SupplierData: name=Clark status=20 city=London
SupplierKey: number=S5
SupplierData: name=Adams status=30 city=Athens
--- Shipments ---
ShipmentKey: supplier=S1 part=P1
ShipmentData: quantity=300
ShipmentKey: supplier=S2 part=P1
ShipmentData: quantity=300
ShipmentKey: supplier=S1 part=P2
ShipmentData: quantity=200
ShipmentKey: supplier=S2 part=P2
ShipmentData: quantity=400
ShipmentKey: supplier=S3 part=P2
ShipmentData: quantity=200
ShipmentKey: supplier=S4 part=P2
ShipmentData: quantity=200
ShipmentKey: supplier=S1 part=P3
ShipmentData: quantity=400
ShipmentKey: supplier=S1 part=P4
ShipmentData: quantity=200
ShipmentKey: supplier=S4 part=P4
ShipmentData: quantity=300
ShipmentKey: supplier=S1 part=P5
ShipmentData: quantity=100
ShipmentKey: supplier=S4 part=P5
ShipmentData: quantity=400
ShipmentKey: supplier=S1 part=P6
ShipmentData: quantity=100
Handling Exceptions
Exception handling was illustrated previously in Implementing the Main Program (page 29)
and Using Transactions (page 32) exception handling in a Sleepycat Java Collections API
application in more detail.
There are two exceptions that must be treated specially: RunRecoveryException and
DeadlockException.
RunRecoveryException is thrown when the only solution is to shut down the application
and run recovery. All applications must catch this exception and follow the recovery
procedure.
When DeadlockException is thrown, the application should normally retry the operation.
If a deadlock continues to occur for some maximum number of retries, the application

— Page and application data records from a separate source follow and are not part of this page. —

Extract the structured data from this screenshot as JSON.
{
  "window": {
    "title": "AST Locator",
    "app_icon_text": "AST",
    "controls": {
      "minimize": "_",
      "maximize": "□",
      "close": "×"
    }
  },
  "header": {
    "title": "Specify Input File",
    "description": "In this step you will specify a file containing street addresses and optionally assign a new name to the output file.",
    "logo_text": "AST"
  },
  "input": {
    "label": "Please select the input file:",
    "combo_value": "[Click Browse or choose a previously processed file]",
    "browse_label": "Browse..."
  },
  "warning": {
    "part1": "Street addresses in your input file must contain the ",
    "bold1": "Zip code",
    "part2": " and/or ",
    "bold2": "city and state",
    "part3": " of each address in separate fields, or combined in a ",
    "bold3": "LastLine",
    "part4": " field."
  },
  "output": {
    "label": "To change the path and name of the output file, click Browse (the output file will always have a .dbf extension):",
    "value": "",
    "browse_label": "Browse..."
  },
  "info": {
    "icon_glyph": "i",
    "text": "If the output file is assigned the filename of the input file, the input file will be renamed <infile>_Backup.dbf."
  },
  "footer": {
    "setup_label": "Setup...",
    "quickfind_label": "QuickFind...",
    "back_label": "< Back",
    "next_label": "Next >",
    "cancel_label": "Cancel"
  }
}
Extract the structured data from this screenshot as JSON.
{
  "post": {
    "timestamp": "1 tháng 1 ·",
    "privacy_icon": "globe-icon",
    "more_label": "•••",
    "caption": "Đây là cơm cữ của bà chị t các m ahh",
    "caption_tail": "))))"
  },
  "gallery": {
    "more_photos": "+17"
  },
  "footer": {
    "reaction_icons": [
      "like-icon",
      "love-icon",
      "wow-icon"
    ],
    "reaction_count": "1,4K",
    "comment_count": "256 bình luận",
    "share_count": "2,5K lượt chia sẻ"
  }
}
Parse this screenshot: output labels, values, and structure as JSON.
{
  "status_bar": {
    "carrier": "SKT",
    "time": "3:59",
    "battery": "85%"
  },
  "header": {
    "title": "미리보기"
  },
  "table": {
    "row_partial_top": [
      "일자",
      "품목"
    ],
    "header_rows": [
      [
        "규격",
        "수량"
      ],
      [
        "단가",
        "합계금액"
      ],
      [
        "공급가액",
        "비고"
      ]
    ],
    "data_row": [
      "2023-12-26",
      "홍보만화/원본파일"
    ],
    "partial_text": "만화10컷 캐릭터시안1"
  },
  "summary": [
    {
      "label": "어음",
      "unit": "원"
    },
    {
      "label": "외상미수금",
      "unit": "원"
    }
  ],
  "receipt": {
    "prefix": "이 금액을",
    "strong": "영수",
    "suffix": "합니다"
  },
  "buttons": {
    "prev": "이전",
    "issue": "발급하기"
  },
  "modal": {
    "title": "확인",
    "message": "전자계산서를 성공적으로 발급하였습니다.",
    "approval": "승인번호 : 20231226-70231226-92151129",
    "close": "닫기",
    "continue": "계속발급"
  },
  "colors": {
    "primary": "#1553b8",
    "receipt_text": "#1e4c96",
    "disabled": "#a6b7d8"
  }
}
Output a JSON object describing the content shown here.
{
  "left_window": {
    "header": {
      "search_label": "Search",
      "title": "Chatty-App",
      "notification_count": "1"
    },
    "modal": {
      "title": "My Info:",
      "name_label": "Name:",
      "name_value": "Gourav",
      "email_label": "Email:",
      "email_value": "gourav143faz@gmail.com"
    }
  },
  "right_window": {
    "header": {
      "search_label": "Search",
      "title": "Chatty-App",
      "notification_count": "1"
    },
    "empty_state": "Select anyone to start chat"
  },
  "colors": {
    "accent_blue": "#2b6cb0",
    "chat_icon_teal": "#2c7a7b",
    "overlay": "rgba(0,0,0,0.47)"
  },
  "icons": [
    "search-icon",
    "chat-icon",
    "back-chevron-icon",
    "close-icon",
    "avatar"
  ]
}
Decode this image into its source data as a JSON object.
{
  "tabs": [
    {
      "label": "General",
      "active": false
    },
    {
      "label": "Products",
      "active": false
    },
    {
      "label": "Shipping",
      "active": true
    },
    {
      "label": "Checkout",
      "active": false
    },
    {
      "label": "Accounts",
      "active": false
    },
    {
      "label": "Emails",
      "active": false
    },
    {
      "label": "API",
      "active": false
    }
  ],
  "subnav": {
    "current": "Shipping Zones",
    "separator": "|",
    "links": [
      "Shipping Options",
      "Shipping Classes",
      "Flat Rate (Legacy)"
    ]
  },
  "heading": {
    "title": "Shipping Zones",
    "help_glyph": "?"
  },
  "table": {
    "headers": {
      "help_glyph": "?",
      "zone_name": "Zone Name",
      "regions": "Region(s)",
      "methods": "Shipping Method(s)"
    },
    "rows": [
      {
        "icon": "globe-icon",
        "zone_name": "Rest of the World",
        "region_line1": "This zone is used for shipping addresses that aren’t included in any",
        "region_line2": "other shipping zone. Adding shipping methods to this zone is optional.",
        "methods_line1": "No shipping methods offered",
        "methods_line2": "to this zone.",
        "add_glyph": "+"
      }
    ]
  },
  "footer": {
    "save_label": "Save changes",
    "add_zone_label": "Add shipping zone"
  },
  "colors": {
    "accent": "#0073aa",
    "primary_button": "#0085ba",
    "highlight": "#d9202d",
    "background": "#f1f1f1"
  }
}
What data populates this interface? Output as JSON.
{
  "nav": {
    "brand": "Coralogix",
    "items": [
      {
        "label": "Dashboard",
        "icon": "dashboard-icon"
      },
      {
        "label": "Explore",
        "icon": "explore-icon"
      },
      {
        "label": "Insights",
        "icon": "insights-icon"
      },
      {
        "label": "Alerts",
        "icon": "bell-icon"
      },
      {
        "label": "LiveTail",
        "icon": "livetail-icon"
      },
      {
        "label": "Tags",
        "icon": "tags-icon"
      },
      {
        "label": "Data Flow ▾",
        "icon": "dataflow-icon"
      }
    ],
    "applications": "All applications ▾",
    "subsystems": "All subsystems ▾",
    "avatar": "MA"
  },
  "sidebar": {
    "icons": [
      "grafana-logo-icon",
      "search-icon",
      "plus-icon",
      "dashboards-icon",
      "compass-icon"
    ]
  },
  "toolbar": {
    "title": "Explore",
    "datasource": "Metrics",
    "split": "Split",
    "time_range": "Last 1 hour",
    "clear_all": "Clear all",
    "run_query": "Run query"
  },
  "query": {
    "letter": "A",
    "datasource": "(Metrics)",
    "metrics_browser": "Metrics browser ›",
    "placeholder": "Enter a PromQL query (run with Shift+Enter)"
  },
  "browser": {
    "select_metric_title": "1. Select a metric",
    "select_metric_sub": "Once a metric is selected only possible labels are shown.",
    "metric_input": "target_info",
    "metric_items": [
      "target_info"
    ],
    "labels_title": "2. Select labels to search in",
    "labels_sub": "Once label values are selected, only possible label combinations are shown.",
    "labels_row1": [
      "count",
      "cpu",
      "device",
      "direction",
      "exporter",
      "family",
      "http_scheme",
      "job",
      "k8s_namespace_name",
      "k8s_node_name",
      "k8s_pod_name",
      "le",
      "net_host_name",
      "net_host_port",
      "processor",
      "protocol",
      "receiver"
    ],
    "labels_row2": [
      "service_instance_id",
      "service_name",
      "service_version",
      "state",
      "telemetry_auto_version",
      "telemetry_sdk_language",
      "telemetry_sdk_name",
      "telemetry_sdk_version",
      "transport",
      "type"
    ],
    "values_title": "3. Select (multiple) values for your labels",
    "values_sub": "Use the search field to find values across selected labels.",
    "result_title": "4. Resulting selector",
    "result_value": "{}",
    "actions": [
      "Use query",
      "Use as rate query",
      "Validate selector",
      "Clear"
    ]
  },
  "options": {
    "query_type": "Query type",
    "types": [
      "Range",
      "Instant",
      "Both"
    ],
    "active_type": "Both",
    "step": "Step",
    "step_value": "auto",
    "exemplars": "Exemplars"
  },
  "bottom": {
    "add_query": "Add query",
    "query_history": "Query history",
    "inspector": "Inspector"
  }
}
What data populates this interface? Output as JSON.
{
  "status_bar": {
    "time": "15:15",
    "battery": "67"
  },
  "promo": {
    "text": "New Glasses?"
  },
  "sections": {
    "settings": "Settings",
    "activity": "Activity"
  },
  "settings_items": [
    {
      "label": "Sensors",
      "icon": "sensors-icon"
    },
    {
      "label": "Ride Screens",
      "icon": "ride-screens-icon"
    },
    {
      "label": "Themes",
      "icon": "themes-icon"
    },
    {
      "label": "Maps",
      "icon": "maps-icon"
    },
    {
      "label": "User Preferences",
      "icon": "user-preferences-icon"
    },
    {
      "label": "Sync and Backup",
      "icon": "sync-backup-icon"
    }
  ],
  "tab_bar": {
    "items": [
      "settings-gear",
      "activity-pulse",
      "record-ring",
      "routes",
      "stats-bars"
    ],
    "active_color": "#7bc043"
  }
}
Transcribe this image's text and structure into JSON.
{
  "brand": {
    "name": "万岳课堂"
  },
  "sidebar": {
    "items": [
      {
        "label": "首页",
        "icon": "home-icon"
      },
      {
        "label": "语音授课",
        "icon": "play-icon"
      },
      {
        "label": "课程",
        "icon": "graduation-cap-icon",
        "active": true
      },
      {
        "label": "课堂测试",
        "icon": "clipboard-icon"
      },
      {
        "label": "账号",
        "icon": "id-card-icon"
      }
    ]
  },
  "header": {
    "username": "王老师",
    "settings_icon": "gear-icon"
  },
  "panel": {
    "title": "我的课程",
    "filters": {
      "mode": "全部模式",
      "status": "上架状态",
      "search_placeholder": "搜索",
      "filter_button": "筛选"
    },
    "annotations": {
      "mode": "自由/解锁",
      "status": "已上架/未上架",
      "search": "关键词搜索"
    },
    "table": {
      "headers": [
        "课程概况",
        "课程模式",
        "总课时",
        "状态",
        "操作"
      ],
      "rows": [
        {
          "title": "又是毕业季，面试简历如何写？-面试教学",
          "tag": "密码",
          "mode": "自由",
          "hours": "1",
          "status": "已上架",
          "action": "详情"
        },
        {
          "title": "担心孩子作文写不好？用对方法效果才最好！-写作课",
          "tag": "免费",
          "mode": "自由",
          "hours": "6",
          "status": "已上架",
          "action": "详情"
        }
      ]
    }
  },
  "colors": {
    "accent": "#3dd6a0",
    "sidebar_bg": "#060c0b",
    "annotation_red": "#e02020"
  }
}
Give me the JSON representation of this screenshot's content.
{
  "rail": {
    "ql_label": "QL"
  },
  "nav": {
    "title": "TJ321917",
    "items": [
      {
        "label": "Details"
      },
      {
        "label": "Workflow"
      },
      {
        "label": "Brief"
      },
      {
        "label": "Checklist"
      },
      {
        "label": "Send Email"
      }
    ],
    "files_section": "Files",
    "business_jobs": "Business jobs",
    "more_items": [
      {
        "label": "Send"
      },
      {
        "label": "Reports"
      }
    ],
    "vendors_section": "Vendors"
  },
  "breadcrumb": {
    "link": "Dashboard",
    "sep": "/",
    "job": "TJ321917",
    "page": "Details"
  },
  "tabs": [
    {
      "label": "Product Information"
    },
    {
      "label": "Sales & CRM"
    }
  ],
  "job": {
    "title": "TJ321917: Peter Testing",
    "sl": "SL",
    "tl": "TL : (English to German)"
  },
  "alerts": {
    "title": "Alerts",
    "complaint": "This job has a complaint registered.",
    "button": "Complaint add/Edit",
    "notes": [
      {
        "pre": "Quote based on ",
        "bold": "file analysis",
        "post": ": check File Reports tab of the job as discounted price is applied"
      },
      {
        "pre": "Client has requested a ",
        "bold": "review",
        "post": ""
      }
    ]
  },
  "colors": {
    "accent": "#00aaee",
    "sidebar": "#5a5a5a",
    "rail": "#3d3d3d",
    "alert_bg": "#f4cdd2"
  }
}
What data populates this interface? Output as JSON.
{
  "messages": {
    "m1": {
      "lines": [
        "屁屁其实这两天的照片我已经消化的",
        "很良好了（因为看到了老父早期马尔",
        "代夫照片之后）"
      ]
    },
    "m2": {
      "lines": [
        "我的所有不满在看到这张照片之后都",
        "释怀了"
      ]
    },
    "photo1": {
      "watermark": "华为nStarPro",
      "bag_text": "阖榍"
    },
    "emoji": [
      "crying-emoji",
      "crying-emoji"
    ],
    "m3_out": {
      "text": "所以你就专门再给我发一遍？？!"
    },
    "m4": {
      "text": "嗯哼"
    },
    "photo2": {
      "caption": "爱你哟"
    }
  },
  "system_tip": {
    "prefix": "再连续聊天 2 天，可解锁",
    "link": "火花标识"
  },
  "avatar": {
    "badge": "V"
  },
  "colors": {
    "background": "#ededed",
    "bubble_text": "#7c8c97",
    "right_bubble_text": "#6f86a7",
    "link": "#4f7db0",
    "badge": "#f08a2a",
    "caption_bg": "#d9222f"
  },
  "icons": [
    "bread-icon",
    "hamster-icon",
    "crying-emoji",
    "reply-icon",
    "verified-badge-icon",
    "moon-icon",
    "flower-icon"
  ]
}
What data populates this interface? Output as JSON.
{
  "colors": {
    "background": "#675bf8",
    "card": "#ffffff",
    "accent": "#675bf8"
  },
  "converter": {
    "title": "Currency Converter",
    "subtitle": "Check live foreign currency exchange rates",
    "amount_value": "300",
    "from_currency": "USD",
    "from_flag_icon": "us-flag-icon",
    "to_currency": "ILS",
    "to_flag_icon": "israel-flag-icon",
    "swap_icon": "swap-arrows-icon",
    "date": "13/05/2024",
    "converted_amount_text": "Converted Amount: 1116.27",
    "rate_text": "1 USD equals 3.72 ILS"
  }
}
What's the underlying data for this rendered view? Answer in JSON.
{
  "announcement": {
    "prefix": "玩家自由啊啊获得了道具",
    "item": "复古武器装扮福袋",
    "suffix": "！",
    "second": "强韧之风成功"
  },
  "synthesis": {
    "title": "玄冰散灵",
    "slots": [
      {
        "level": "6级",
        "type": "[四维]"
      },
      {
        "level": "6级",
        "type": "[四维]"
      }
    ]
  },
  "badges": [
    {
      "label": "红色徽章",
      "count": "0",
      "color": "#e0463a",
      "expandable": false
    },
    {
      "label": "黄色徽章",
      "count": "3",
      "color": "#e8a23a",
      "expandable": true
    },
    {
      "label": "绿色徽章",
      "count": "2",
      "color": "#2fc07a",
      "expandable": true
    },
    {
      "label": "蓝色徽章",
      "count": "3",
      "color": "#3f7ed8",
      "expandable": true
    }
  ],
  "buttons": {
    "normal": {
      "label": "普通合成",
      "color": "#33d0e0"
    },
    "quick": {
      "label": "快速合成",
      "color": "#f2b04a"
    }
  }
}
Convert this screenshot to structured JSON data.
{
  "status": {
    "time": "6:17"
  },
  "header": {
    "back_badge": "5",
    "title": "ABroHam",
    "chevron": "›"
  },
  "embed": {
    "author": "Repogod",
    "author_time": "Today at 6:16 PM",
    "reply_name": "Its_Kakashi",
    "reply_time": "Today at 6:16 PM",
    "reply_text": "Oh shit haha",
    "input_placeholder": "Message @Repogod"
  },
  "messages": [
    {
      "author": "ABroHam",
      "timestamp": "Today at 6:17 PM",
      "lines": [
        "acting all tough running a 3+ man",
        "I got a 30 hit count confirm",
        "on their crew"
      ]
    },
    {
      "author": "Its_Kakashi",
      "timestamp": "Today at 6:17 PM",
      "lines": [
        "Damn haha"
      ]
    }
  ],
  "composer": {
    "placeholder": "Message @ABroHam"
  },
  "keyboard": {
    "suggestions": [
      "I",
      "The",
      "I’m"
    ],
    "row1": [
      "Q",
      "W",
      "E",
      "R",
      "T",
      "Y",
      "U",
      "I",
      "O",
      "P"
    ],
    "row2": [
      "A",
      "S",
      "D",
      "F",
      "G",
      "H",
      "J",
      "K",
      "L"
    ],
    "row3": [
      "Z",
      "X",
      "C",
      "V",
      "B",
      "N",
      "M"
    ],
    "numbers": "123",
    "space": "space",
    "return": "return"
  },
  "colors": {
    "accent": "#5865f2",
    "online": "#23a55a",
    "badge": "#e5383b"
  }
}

Page 39JE Collections06/14/2004
Handling Exceptions
should give up and try again later or take other corrective actions. The Sleepycat Java